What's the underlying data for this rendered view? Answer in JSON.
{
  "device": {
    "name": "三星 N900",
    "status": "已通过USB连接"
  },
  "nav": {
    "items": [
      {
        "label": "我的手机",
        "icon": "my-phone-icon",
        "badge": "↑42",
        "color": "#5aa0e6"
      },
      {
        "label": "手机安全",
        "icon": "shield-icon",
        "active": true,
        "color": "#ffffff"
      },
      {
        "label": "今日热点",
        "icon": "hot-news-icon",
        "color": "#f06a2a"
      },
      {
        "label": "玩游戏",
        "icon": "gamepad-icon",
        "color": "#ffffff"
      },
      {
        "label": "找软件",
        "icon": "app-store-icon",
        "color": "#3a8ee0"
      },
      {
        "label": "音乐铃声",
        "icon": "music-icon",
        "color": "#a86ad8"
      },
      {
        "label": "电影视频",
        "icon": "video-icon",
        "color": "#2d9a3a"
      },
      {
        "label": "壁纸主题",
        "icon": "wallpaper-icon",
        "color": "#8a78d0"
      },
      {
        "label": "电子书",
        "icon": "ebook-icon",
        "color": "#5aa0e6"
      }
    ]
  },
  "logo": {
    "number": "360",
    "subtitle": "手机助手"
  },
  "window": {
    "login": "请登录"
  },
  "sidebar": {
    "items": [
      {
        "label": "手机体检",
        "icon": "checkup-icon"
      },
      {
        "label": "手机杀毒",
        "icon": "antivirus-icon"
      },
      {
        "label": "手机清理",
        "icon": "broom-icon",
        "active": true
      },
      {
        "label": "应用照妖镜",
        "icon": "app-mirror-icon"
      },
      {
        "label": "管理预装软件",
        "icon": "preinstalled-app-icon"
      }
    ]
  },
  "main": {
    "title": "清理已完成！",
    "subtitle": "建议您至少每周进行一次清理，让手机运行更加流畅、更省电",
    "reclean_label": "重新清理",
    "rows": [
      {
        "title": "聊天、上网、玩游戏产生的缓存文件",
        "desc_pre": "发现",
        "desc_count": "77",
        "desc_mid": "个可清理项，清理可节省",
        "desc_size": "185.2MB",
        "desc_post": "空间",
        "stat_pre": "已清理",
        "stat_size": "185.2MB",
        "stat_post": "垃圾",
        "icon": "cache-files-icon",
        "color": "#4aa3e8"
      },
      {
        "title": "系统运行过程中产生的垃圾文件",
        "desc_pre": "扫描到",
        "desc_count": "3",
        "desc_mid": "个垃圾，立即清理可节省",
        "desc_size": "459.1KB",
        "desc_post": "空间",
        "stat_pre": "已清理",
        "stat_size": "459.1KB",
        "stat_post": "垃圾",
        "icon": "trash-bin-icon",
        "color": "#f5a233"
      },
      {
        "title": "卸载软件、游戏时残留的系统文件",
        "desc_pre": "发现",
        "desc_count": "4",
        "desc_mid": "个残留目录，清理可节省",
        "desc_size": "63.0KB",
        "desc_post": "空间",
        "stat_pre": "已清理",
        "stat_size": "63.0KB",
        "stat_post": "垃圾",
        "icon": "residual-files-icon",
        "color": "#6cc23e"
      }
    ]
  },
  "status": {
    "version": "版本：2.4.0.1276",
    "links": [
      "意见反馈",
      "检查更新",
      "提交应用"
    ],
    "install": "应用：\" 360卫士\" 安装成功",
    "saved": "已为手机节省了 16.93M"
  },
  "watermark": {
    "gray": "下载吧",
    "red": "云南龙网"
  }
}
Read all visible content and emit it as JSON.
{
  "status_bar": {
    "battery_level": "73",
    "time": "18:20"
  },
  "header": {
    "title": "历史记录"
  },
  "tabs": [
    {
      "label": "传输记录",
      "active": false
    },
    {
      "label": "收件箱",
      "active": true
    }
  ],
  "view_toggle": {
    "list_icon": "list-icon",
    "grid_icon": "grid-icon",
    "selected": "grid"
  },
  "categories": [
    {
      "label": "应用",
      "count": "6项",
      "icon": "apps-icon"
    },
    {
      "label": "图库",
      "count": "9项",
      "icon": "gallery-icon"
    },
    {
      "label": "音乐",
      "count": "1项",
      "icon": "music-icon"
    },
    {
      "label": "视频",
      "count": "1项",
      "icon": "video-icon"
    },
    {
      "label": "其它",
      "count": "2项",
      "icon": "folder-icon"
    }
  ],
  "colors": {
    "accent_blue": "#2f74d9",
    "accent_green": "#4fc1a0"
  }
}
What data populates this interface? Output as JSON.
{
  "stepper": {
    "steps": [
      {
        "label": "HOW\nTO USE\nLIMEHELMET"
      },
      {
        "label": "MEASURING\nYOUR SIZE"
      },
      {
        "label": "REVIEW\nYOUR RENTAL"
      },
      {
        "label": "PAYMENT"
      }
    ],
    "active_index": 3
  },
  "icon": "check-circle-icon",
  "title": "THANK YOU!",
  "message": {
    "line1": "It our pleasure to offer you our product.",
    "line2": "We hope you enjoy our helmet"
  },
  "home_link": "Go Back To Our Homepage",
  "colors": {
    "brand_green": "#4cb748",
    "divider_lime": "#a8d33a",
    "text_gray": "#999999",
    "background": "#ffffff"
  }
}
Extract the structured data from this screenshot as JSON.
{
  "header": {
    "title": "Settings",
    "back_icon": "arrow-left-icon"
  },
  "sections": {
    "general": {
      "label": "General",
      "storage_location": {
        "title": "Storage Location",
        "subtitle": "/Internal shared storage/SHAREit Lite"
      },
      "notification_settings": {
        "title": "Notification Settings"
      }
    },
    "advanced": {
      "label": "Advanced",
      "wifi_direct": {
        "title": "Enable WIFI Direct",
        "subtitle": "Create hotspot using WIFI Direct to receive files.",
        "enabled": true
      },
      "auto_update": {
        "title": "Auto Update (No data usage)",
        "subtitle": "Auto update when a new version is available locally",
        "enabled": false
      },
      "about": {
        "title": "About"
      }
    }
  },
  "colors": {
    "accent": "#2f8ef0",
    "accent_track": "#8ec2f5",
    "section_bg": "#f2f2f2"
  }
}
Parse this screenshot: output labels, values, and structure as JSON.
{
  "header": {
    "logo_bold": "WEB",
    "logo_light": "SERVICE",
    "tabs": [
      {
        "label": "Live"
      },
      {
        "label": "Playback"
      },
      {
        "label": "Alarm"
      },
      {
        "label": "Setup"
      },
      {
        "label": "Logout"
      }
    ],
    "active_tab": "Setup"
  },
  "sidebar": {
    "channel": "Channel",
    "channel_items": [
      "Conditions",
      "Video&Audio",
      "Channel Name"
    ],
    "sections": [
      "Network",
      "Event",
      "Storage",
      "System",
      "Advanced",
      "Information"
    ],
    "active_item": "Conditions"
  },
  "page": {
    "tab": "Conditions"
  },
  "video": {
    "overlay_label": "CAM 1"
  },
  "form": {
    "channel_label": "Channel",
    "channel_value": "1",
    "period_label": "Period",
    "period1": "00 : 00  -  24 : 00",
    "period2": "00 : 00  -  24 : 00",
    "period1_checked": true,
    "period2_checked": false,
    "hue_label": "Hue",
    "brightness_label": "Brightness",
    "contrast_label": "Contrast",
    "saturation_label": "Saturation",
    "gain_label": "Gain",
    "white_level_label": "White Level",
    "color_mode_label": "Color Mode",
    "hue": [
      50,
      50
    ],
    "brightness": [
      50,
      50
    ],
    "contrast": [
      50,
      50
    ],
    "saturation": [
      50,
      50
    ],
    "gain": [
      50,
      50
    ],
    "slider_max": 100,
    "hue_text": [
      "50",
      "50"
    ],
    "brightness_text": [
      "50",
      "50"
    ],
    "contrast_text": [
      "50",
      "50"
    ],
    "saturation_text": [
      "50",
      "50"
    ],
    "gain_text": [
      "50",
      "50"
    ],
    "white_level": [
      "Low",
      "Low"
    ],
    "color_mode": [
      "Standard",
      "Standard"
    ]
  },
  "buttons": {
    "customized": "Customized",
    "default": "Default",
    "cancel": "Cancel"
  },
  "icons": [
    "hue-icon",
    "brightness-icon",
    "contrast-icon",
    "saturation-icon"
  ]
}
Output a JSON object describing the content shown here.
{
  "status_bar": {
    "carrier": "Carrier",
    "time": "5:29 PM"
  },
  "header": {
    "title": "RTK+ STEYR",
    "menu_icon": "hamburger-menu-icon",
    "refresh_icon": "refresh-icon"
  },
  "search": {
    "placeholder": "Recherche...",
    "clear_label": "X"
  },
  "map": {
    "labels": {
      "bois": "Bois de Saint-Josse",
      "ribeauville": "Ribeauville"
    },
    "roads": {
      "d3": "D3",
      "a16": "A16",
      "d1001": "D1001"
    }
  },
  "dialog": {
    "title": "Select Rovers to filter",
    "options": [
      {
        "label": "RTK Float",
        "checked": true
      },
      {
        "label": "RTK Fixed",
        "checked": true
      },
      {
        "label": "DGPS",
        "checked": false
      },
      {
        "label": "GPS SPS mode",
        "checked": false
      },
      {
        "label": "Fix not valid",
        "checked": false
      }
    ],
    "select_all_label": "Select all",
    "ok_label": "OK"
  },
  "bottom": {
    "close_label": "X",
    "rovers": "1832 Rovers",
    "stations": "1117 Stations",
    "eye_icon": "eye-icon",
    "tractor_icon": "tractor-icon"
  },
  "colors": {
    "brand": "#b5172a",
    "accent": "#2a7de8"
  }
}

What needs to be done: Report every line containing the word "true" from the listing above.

Task solution:
        "active": true,
        "active": true
      "active": true
        "enabled": true
    "period1_checked": true,
        "checked": true
        "checked": true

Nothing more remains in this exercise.